Driving to the Northern Neck this morning, I'm listening to Cults' "Static" album, a 2013 gem that fuses their '60s-esque pop sound with '80s-era gloom and malaise, an exquisite combo when used to convey lyrics alluding to the couple's romantic breakup. The sky is gunmetal gray and the angular music mirrors it.
Just about the time I hit downtown historic Tappahannock, the sky begins pouring snow - big, fat flakes of snow that are soon obliterating and blurring sight lines. As I ease onto the bridge, I also ease into full-on whiteout conditions.
Instead of 45 mph, everyone is crawling over the bridge at 25. On the other side, a couple of 18-wheelers have pulled to the shoulder of the road, unwilling to attempt any more driving until the blizzard passes.
And hyperbolic as that sounds, this really feels like a snowstorm with intent.
Just as I'm cresting the hill near Warsaw in the blowing snow, I look to the left and to my complete surprise, there's blue sky and puffy cumulus clouds off in the distance. It's like being at the beach and spotting a black thunderstorm raining down on a deserted beach a half mile away while your part of the beach is bone dry and sunny.

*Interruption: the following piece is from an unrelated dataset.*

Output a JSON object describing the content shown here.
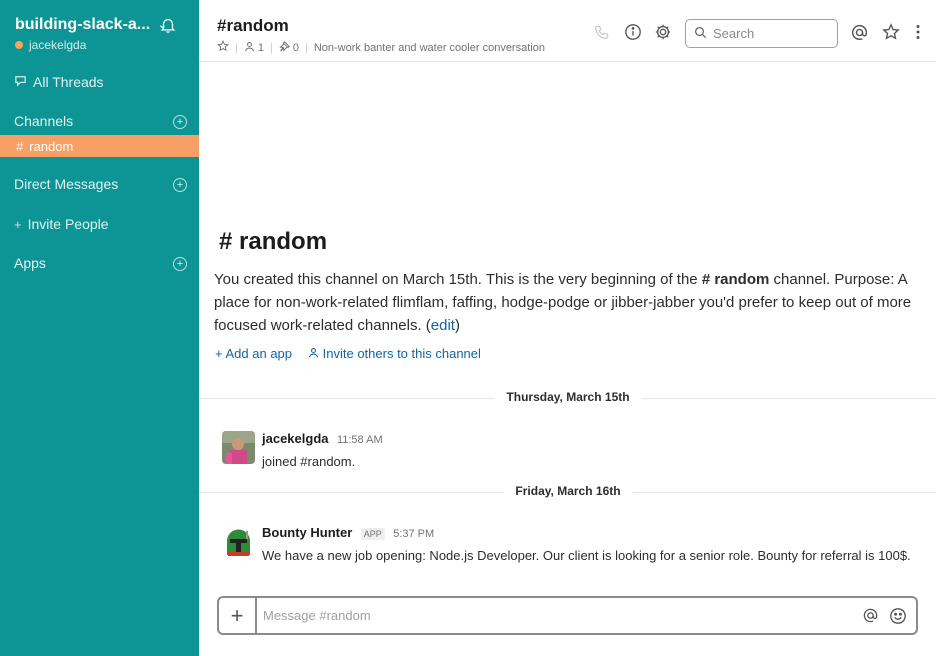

By the time I turn on to Route 3, the blizzard suddenly becomes no more than snow flurries and as I continue toward my parents' house, back-lit snow flurries. It's magical and totally weird at the same time. With less than five miles to Mom and Dad's, the sky is completely clear and the roads are dry and they remain that way all the way to their house.
It's almost like I dreamed the whole blizzard, but at least it'll be a great story to share. My Dad, especially, loves a good weather yarn, so I'm all but busting at the seams when I arrive to share how my road trip became a weather adventure.

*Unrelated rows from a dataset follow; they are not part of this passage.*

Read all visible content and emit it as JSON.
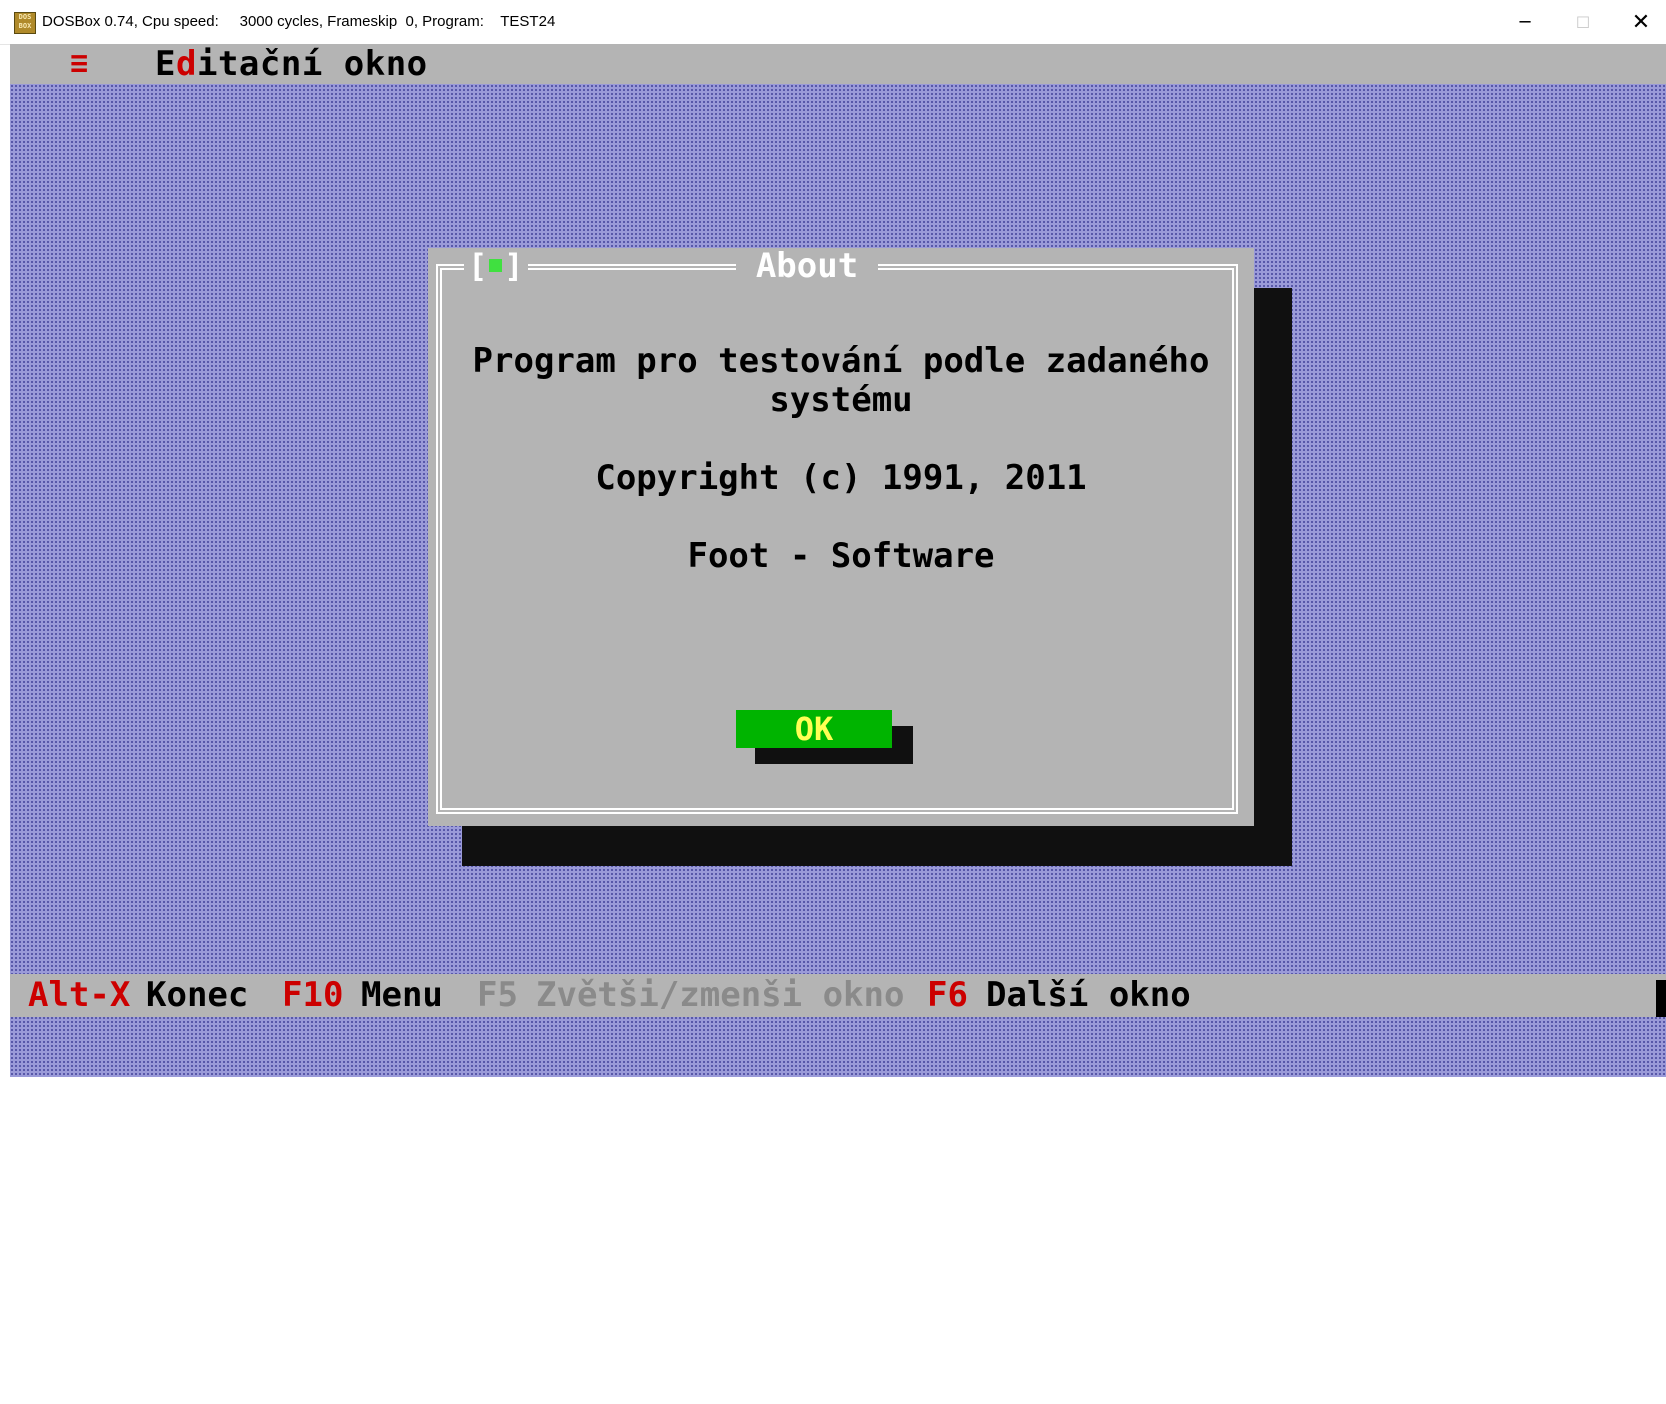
{
  "window": {
    "icon_text": "DOS BOX",
    "title": "DOSBox 0.74, Cpu speed:     3000 cycles, Frameskip  0, Program:    TEST24",
    "controls": {
      "minimize": "─",
      "maximize": "☐",
      "close": "✕"
    }
  },
  "menubar": {
    "system_menu_icon": "≡",
    "title_first": "E",
    "title_hot": "d",
    "title_rest": "itační okno"
  },
  "dialog": {
    "close_open": "[",
    "close_close": "]",
    "title": "About",
    "line1": "Program pro testování podle zadaného",
    "line2": "systému",
    "copyright": "Copyright (c) 1991, 2011",
    "company": "Foot - Software",
    "ok_label": "OK"
  },
  "statusbar": {
    "items": [
      {
        "key": "Alt-X",
        "label": "Konec",
        "enabled": true
      },
      {
        "key": "F10",
        "label": "Menu",
        "enabled": true
      },
      {
        "key": "F5",
        "label": "Zvětši/zmenši okno",
        "enabled": false
      },
      {
        "key": "F6",
        "label": "Další okno",
        "enabled": true
      }
    ]
  },
  "colors": {
    "desktop": "#9a9ad8",
    "panel": "#b4b4b4",
    "hotkey": "#cc0000",
    "ok_button": "#00b400",
    "ok_text": "#ffff54"
  }
}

I go for full drama by walking in and announcing that I'd have been there far earlier, but the blizzard slowed traffic to a crawl.

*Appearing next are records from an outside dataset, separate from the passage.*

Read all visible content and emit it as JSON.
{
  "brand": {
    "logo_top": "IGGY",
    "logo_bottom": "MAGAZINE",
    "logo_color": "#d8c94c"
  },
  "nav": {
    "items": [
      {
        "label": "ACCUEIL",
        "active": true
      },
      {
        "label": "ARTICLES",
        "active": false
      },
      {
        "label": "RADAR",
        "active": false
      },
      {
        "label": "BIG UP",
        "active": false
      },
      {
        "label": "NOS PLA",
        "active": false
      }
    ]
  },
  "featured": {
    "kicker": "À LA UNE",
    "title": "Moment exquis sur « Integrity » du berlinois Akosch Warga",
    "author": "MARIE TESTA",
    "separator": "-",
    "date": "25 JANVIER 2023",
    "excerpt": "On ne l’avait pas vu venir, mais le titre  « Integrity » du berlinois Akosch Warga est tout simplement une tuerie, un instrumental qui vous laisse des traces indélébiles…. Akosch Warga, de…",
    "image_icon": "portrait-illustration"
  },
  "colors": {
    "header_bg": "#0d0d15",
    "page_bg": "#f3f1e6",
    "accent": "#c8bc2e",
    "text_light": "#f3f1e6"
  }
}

My Dad, sitting in his big, black leather chair and consumed with the Washington Post crossword puzzle until I'd arrived, looks up, pushes his reading glasses up on his head and sweetly asks, "Oh, the blizzard in Tappahannock?"
If I were a kid, I'd have asked how he knew so much and he'd have responded, "Years of experience," but I'm an adult so I asked how he knew that and he said, "A warning just scrolled across the bottom of the TV."
What ho, I'd driven through a storm worthy of TV-level warnings? I may not have gotten the satisfaction of initially informing them about the blizzard, but at the very least I was able to provide anecdotal evidence.
Later while we were sitting in the breakfast room eating lunch, a mini-blizzard began a show in the three windows around us, much to their amazement and not at all to mine. In no time at all, the sun appeared from the south and the snowflakes grew lighter, then big again and then disappeared entirely.
After lunch and helping Mom sort through half-full, crusty paint cans dating back to the '90s, I do the only logical thing I could think of on a two-blizzard day.
I go out into the yard and cut every daffodil and jonquil I can find - probably close to 3 dozen - to bring inside, put in a ceramic vase and leave on the breakfast table for them as snow souvenirs.
Seems like a really bad time to start cutting EPA funding by 24%, but maybe that's just me.